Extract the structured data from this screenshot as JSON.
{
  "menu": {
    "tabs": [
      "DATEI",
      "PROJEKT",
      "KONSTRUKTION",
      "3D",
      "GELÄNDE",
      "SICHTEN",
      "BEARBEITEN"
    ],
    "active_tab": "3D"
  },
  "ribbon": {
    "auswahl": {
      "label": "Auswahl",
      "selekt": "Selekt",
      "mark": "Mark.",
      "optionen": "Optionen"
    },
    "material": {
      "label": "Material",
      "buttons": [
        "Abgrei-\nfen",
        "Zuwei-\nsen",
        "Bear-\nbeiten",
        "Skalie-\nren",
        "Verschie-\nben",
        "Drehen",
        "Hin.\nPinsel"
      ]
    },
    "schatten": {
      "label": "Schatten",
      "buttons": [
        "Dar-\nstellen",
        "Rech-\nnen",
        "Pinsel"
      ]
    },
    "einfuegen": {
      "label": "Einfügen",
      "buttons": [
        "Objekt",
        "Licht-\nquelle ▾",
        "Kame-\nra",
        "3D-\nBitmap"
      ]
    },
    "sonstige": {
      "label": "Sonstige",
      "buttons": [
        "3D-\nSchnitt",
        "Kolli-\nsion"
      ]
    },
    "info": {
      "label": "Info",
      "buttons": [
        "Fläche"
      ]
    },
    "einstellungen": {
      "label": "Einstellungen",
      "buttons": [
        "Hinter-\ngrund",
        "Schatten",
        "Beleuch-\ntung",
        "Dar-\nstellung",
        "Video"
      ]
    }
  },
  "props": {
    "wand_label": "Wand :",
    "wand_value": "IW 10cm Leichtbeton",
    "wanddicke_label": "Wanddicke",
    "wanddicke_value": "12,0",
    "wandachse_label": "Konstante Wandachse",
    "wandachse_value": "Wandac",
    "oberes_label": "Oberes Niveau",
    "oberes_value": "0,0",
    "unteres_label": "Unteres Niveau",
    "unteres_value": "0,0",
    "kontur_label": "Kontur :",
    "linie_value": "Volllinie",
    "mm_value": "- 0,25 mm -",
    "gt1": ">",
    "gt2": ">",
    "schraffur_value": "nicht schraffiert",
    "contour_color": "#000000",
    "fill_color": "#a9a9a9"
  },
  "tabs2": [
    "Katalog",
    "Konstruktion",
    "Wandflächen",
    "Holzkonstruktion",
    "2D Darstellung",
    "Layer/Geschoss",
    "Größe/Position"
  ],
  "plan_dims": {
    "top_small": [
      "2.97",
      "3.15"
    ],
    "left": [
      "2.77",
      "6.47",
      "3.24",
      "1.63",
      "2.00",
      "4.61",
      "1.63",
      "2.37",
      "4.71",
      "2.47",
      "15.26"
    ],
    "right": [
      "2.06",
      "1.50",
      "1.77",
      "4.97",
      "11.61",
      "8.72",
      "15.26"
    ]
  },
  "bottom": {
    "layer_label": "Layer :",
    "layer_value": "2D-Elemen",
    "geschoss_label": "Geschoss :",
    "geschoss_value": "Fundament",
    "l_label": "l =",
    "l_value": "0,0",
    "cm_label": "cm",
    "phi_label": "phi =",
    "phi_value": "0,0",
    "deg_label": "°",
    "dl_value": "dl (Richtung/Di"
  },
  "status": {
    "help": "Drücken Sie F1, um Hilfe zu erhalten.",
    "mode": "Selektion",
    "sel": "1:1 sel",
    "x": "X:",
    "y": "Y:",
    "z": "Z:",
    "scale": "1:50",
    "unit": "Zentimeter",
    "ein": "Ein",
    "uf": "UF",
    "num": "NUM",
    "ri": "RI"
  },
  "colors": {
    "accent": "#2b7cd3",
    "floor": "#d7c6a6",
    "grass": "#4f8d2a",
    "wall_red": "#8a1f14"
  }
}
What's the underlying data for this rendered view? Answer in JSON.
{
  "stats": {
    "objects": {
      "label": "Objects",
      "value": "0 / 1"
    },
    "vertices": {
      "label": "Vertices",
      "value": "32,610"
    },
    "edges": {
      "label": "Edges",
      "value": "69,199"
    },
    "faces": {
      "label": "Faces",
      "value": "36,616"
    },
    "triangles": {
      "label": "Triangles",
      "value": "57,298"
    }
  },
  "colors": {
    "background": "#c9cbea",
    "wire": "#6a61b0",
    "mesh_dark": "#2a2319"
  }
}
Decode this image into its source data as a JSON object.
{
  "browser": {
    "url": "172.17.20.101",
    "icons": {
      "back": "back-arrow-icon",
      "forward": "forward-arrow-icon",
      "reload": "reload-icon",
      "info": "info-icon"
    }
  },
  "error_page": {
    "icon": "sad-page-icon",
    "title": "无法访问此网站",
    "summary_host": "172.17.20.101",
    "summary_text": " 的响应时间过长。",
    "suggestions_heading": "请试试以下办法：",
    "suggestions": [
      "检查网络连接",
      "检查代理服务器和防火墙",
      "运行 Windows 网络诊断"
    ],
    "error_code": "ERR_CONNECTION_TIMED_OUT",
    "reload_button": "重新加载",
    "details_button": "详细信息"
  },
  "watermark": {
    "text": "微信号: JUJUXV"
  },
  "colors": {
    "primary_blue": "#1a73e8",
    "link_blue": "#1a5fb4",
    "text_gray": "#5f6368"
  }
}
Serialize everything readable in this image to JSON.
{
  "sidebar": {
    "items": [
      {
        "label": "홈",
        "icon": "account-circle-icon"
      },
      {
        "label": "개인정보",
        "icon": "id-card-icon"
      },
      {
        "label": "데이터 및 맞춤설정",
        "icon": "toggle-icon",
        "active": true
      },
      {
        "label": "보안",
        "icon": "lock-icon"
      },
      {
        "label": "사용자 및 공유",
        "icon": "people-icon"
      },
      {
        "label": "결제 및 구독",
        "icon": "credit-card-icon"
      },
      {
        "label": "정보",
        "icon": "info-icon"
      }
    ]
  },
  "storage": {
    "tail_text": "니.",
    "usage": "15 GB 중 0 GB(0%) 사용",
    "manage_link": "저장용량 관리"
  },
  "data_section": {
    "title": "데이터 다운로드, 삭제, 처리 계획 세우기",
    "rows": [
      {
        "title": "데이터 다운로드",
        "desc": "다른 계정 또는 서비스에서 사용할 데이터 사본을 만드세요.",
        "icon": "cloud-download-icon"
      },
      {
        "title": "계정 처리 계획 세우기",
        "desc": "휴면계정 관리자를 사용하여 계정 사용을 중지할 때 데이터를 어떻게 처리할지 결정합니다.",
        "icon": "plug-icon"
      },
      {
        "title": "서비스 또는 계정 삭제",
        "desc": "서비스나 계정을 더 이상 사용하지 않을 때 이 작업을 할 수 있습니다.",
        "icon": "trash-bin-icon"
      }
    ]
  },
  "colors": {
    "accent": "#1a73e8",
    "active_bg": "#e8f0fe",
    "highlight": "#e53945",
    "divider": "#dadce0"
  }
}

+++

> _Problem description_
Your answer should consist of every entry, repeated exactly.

> _Exercise solution_
Extract the structured data from this screenshot as JSON.
{
  "menu": {
    "tabs": [
      "DATEI",
      "PROJEKT",
      "KONSTRUKTION",
      "3D",
      "GELÄNDE",
      "SICHTEN",
      "BEARBEITEN"
    ],
    "active_tab": "3D"
  },
  "ribbon": {
    "auswahl": {
      "label": "Auswahl",
      "selekt": "Selekt",
      "mark": "Mark.",
      "optionen": "Optionen"
    },
    "material": {
      "label": "Material",
      "buttons": [
        "Abgrei-\nfen",
        "Zuwei-\nsen",
        "Bear-\nbeiten",
        "Skalie-\nren",
        "Verschie-\nben",
        "Drehen",
        "Hin.\nPinsel"
      ]
    },
    "schatten": {
      "label": "Schatten",
      "buttons": [
        "Dar-\nstellen",
        "Rech-\nnen",
        "Pinsel"
      ]
    },
    "einfuegen": {
      "label": "Einfügen",
      "buttons": [
        "Objekt",
        "Licht-\nquelle ▾",
        "Kame-\nra",
        "3D-\nBitmap"
      ]
    },
    "sonstige": {
      "label": "Sonstige",
      "buttons": [
        "3D-\nSchnitt",
        "Kolli-\nsion"
      ]
    },
    "info": {
      "label": "Info",
      "buttons": [
        "Fläche"
      ]
    },
    "einstellungen": {
      "label": "Einstellungen",
      "buttons": [
        "Hinter-\ngrund",
        "Schatten",
        "Beleuch-\ntung",
        "Dar-\nstellung",
        "Video"
      ]
    }
  },
  "props": {
    "wand_label": "Wand :",
    "wand_value": "IW 10cm Leichtbeton",
    "wanddicke_label": "Wanddicke",
    "wanddicke_value": "12,0",
    "wandachse_label": "Konstante Wandachse",
    "wandachse_value": "Wandac",
    "oberes_label": "Oberes Niveau",
    "oberes_value": "0,0",
    "unteres_label": "Unteres Niveau",
    "unteres_value": "0,0",
    "kontur_label": "Kontur :",
    "linie_value": "Volllinie",
    "mm_value": "- 0,25 mm -",
    "gt1": ">",
    "gt2": ">",
    "schraffur_value": "nicht schraffiert",
    "contour_color": "#000000",
    "fill_color": "#a9a9a9"
  },
  "tabs2": [
    "Katalog",
    "Konstruktion",
    "Wandflächen",
    "Holzkonstruktion",
    "2D Darstellung",
    "Layer/Geschoss",
    "Größe/Position"
  ],
  "plan_dims": {
    "top_small": [
      "2.97",
      "3.15"
    ],
    "left": [
      "2.77",
      "6.47",
      "3.24",
      "1.63",
      "2.00",
      "4.61",
      "1.63",
      "2.37",
      "4.71",
      "2.47",
      "15.26"
    ],
    "right": [
      "2.06",
      "1.50",
      "1.77",
      "4.97",
      "11.61",
      "8.72",
      "15.26"
    ]
  },
  "bottom": {
    "layer_label": "Layer :",
    "layer_value": "2D-Elemen",
    "geschoss_label": "Geschoss :",
    "geschoss_value": "Fundament",
    "l_label": "l =",
    "l_value": "0,0",
    "cm_label": "cm",
    "phi_label": "phi =",
    "phi_value": "0,0",
    "deg_label": "°",
    "dl_value": "dl (Richtung/Di"
  },
  "status": {
    "help": "Drücken Sie F1, um Hilfe zu erhalten.",
    "mode": "Selektion",
    "sel": "1:1 sel",
    "x": "X:",
    "y": "Y:",
    "z": "Z:",
    "scale": "1:50",
    "unit": "Zentimeter",
    "ein": "Ein",
    "uf": "UF",
    "num": "NUM",
    "ri": "RI"
  },
  "colors": {
    "accent": "#2b7cd3",
    "floor": "#d7c6a6",
    "grass": "#4f8d2a",
    "wall_red": "#8a1f14"
  }
}
What's the underlying data for this rendered view? Answer in JSON.
{
  "stats": {
    "objects": {
      "label": "Objects",
      "value": "0 / 1"
    },
    "vertices": {
      "label": "Vertices",
      "value": "32,610"
    },
    "edges": {
      "label": "Edges",
      "value": "69,199"
    },
    "faces": {
      "label": "Faces",
      "value": "36,616"
    },
    "triangles": {
      "label": "Triangles",
      "value": "57,298"
    }
  },
  "colors": {
    "background": "#c9cbea",
    "wire": "#6a61b0",
    "mesh_dark": "#2a2319"
  }
}
Decode this image into its source data as a JSON object.
{
  "browser": {
    "url": "172.17.20.101",
    "icons": {
      "back": "back-arrow-icon",
      "forward": "forward-arrow-icon",
      "reload": "reload-icon",
      "info": "info-icon"
    }
  },
  "error_page": {
    "icon": "sad-page-icon",
    "title": "无法访问此网站",
    "summary_host": "172.17.20.101",
    "summary_text": " 的响应时间过长。",
    "suggestions_heading": "请试试以下办法：",
    "suggestions": [
      "检查网络连接",
      "检查代理服务器和防火墙",
      "运行 Windows 网络诊断"
    ],
    "error_code": "ERR_CONNECTION_TIMED_OUT",
    "reload_button": "重新加载",
    "details_button": "详细信息"
  },
  "watermark": {
    "text": "微信号: JUJUXV"
  },
  "colors": {
    "primary_blue": "#1a73e8",
    "link_blue": "#1a5fb4",
    "text_gray": "#5f6368"
  }
}
Serialize everything readable in this image to JSON.
{
  "sidebar": {
    "items": [
      {
        "label": "홈",
        "icon": "account-circle-icon"
      },
      {
        "label": "개인정보",
        "icon": "id-card-icon"
      },
      {
        "label": "데이터 및 맞춤설정",
        "icon": "toggle-icon",
        "active": true
      },
      {
        "label": "보안",
        "icon": "lock-icon"
      },
      {
        "label": "사용자 및 공유",
        "icon": "people-icon"
      },
      {
        "label": "결제 및 구독",
        "icon": "credit-card-icon"
      },
      {
        "label": "정보",
        "icon": "info-icon"
      }
    ]
  },
  "storage": {
    "tail_text": "니.",
    "usage": "15 GB 중 0 GB(0%) 사용",
    "manage_link": "저장용량 관리"
  },
  "data_section": {
    "title": "데이터 다운로드, 삭제, 처리 계획 세우기",
    "rows": [
      {
        "title": "데이터 다운로드",
        "desc": "다른 계정 또는 서비스에서 사용할 데이터 사본을 만드세요.",
        "icon": "cloud-download-icon"
      },
      {
        "title": "계정 처리 계획 세우기",
        "desc": "휴면계정 관리자를 사용하여 계정 사용을 중지할 때 데이터를 어떻게 처리할지 결정합니다.",
        "icon": "plug-icon"
      },
      {
        "title": "서비스 또는 계정 삭제",
        "desc": "서비스나 계정을 더 이상 사용하지 않을 때 이 작업을 할 수 있습니다.",
        "icon": "trash-bin-icon"
      }
    ]
  },
  "colors": {
    "accent": "#1a73e8",
    "active_bg": "#e8f0fe",
    "highlight": "#e53945",
    "divider": "#dadce0"
  }
}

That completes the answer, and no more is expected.